If you’re new to the book please note that there will be spoilers galore below. Okay? Okay! Onward…
“‘You know what?’ Beth snapped. She folded her arms and glared at him. ‘Piss off!’”
So, Beth isn’t happy about being told to go home. Hell, after everything she’s already gone through, I can’t really blame her. I kind of spent much of this scene squinting at Gutterglass, who is (perhaps rightly?) accused by Beth of putting Filius up to telling her to leave. Happily for my ‘shipping sensibilities, however, she puts her foot down, and in the end Filius gives in. This means that more will be demanded of Beth, and for her own good, but more on that in a bit…
‘That’s what she wanted: not safety, home. To be able to curl into the warmth of that word. To call the city home – to be home, with him on these streets.’

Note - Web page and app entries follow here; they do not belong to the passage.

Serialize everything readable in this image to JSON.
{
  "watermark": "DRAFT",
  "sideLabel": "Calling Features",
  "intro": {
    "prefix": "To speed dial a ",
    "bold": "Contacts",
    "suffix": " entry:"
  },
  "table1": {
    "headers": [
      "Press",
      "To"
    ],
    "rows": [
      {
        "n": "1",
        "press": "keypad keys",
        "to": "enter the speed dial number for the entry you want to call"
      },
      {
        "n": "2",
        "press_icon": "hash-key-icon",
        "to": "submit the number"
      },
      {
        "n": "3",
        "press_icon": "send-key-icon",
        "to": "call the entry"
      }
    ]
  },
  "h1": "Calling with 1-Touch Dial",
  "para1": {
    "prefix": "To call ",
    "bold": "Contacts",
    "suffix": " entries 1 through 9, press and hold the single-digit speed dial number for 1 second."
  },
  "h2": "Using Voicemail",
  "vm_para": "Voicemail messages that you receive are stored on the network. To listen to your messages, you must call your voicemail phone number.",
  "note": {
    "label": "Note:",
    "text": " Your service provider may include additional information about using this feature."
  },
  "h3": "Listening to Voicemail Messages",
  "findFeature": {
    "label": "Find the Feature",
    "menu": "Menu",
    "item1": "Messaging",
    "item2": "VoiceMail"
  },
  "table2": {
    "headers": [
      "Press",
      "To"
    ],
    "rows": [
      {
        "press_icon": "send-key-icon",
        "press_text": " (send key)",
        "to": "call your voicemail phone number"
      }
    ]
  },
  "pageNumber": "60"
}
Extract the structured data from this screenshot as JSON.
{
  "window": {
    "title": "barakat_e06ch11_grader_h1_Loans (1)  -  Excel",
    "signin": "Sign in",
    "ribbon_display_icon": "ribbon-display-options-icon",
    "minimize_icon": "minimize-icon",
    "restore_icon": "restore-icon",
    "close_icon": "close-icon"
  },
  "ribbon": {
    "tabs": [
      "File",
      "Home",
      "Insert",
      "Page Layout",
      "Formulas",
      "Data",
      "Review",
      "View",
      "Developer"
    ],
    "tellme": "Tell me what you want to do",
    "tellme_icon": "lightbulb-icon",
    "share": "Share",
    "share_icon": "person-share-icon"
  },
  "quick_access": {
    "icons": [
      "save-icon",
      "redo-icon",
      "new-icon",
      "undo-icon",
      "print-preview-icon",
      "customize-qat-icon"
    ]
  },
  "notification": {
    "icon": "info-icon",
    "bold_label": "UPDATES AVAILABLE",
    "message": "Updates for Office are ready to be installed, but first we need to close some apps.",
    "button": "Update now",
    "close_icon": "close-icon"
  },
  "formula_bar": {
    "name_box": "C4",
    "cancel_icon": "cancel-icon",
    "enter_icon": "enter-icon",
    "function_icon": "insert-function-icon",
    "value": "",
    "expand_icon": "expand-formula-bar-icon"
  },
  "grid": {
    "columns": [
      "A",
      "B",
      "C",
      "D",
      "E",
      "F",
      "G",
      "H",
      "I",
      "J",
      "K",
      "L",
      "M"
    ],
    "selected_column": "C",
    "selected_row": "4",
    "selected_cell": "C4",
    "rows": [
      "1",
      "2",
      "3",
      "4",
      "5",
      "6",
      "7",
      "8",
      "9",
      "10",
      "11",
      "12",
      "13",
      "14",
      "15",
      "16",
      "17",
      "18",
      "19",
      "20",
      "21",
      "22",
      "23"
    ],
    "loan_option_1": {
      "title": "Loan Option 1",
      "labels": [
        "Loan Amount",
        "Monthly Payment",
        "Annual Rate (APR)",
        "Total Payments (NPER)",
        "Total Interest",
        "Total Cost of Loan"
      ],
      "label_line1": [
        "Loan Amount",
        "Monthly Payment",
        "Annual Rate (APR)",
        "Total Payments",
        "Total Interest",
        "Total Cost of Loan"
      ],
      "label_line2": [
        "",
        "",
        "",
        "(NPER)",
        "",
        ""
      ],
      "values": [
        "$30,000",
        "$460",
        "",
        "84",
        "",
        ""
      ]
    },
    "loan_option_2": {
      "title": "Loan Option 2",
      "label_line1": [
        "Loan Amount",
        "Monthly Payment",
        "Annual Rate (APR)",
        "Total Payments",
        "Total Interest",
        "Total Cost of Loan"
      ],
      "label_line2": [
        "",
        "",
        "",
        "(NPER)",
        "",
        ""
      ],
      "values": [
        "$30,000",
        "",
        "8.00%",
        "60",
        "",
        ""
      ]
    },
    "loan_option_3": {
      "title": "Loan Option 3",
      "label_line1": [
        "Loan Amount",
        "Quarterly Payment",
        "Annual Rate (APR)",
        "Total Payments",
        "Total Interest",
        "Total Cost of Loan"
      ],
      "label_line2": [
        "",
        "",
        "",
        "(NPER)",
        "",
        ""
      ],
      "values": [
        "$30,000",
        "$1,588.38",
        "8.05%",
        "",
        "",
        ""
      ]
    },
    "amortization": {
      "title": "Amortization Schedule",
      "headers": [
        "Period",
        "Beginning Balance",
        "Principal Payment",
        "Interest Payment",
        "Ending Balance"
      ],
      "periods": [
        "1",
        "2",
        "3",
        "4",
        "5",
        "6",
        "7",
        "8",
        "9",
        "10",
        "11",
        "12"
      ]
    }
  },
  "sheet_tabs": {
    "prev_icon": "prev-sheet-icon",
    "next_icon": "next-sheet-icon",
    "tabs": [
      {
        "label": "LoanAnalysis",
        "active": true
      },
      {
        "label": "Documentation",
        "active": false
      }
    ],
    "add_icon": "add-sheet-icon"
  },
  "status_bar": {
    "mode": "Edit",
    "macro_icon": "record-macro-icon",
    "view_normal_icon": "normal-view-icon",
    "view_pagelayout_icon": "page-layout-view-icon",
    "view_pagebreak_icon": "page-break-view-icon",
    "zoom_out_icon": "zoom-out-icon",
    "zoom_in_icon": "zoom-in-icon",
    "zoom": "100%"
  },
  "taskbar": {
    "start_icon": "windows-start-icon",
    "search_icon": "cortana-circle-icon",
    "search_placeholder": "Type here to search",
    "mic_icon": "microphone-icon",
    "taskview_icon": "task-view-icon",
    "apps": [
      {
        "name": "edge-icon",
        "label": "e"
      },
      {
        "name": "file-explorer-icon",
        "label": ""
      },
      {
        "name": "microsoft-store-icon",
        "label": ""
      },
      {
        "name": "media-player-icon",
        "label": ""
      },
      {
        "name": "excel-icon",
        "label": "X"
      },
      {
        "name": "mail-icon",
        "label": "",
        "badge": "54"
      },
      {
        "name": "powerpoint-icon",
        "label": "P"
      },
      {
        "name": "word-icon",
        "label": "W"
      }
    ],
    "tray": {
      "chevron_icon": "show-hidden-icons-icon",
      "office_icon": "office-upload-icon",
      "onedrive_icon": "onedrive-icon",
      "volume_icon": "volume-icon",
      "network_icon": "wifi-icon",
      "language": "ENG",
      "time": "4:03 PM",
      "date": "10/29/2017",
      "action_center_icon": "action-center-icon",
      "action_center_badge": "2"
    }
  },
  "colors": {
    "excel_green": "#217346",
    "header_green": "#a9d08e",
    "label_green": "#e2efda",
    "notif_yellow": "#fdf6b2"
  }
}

Her determination to stay is about more than just any sparks that might fly between her and Fil – Beth sees something about this other London, his London, that could offer her what she really wants, and that’s somewhere to belong. This is what makes Beth a really sympathetic character; for all her sharpness of tongue and her hard outer shell, the truth is that she’s as vulnerable as anyone else. Just, perhaps, not in the ways that Gutterglass would evidently have Filius believe…
“‘Can you make me braver?’ he asked quietly, ‘because given the suicidal bloody nature of he enterprise I’m on, it looks like she can.’”
…And apparently Filius is well aware of that. Good for him!
“‘-what? What? I’m building a picture up, all right? I’m “setting the scene”. You want me to get on with it? Fine. it’s night. It’s dark. It’s enemy territory. They’re sneaking. It’s risky. Get it? Good. Excuse me for trying to make it interesting.’”
No hanging around in Drama Land, then. The snark is alive and well, and oh, how I love it. The story Filius tells Beth, of how he came to be the way he is after being born perfectly human, is told only from his point of view, ‘talking’ to the reader much as he’s talking to Beth, and I love this approach to it. We don’t actually get anything of what Beth says in her turn, and yet we can imagine it all too well. A wonderful touch, here.
And now, it’s onward to the domain of the Chemical Synod. These guys are seriously creepy, with their (literal) oiliness and their synchronicity and their snapping lighters – and it’s awesome.
“‘The men that live there, the Chemical Synod, they exist beyond my mother’s sway, but she’d done deals with them before – making deals is their reason to be.’”
(A nod to faerie lore, here? Couldn’t help noticing that one…)
We don’t find out what kind of deal Mater Viae made with the Synod for Fil, though he has his ideas about it, and seems fairly convinced of them – that she disappeared in order to find the payment they demanded, and is returning now because she’s finally done so. Is it going to be that simple? Somehow I doubt it…
“‘Filiuss Viae,’ the oil-soaked man acknowledged. His deep voice was smooth, pleasant. ‘The Sson of the Sstreetss. Pipssqueak of the Pavementss. Visseroy of the Viaductss. Sswame of the Ssidewalkss. Malingerer of the M25-’
Fil sighed and interrupted. ‘Could you possibly stop taking the piss, Johnny?’”
[Pause for LOLs]
Short and sharp, this chapter. As with Mater Viae’s bargain, we don’t get to find out just yet what Filius agrees to in order to put Beth through her transformation, but Beth being Beth, she doesn’t waste too much time wringing her hands or asking questions. She trusts Filius, and she wants this – and so she (quite literally) dives in…
We get the details of Beth’s transformation from both points of view here – hers and Fil’s – and I have to say that I love this approach to it. As if the nerve-wracking tension and squirm-inducing detail of what Beth goes through, submerged in toxic water and conscious for the entire transformation, wasn’t enough, we get Fil’s onlooker perspective as well. The whole thing scares him, perhaps even more than it scares Beth – and there’s that growing connection between them, again. This scene is almost worth a swoon… Until Beth emerges and comes to with her usual supply of snark very much in evidence, despite what she just went through. Because of course. Can’t have anybody swooning here, can we?
The chapter ends on what appears to be Johnny Napththa’s collection of Fil’s debt, though we still don’t get to find out what, exactly, it cost him to do this for Beth. Damn those cliffhanger chapters!
Right. I’m off to get stuck back in…
And that brings week 7 to a close. Don’t forget to let us know what you think of chapters 25-28 below and on Twitter with #SkyscraperThroneReRead. And don’t forget to come back next week when we will be looking at chapters 29-32 of The City’s Son.